I had hoped there might be more information about Wharton's frosty mother Lucretia, and Edith's relationship with her. Lee points out that little written material relating to her parents has survived. However, Lee suggests that Wharton's own haughty nature may have been an inherited trait of Mama, and that "Lu" is front and center in many, many instances of Wharton's writing. Wharton was candid in her version of her mother. I wonder if it ever occured to her that she may have been more similar to Lucretia than different. (Perhaps Lily's mother in "The House of Mirth", who expresses distaste at people who "live like pigs" is a sketch of Lucretia Jones) It's been commonly thought that Lucretia had Edith's young poetry published in a volume titled "Verses" in Newport, but it was more likely her more intellectually sympathetic fathers's doing. Which makes more sense, as one pictures the exasperation Mother must have felt with the bafflingly intelligent Edith - forcing Mama to entertain her friends while the child is seized with the urge to "Make-Up" (write stories)
All in all, "Edith Wharton" is an exhaustively researched biography of considerable merit. There were sections that moved ahead with full steam, and some that sort of drag (for me) and need to be plowed through in order to finish, but I certainly don't resent the information. For the most part it has beautifully "woven" quality about it. It does seem that it would benefit with more editing; the amount of smaller (I hesitate to say lesser) detail is mind numbing. Her great friendship with Henry James is beautifully documented. Included is the account of the elaborate hoax she and James New York publisher orchestrated in order to give James a generous advance on a future book (meant to bolster his flagging self-esteem), which was really just a very generous monetary gift from Edith. The analysis of stories and novels is excellent, and well worth the price of admission. I read in an interview of Hermione Lee that she felt she would not be thought "smart enough" if she were actually able to meet Edith Wharton. Perhaps the length and breadth stems from that thought, that she is writing to prove herself worthy of her subject.
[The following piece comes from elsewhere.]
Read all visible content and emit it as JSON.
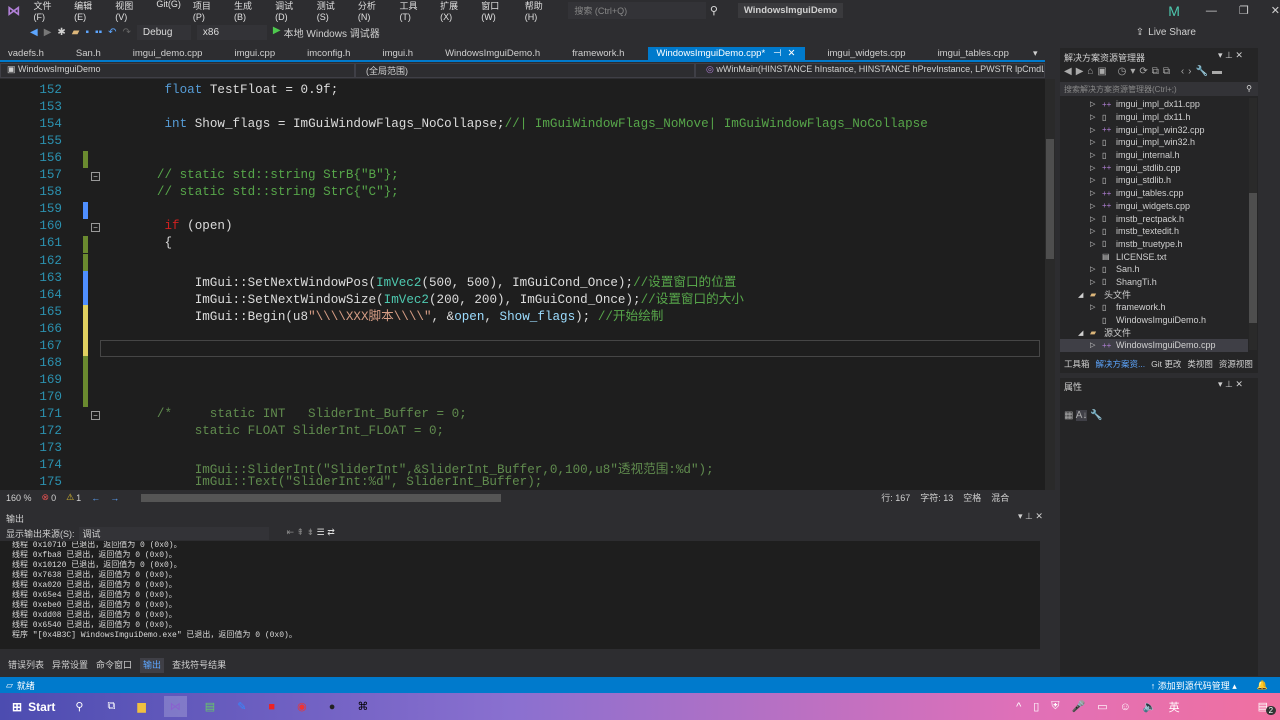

I think Ms. Lee may rest easy with her next subject: she is a perfectly capable biographer.
Also recommended: Cynthia Griffin Wolff's "A Feast of Words", a tightly written compellingly analyzed study of Mrs. Wharton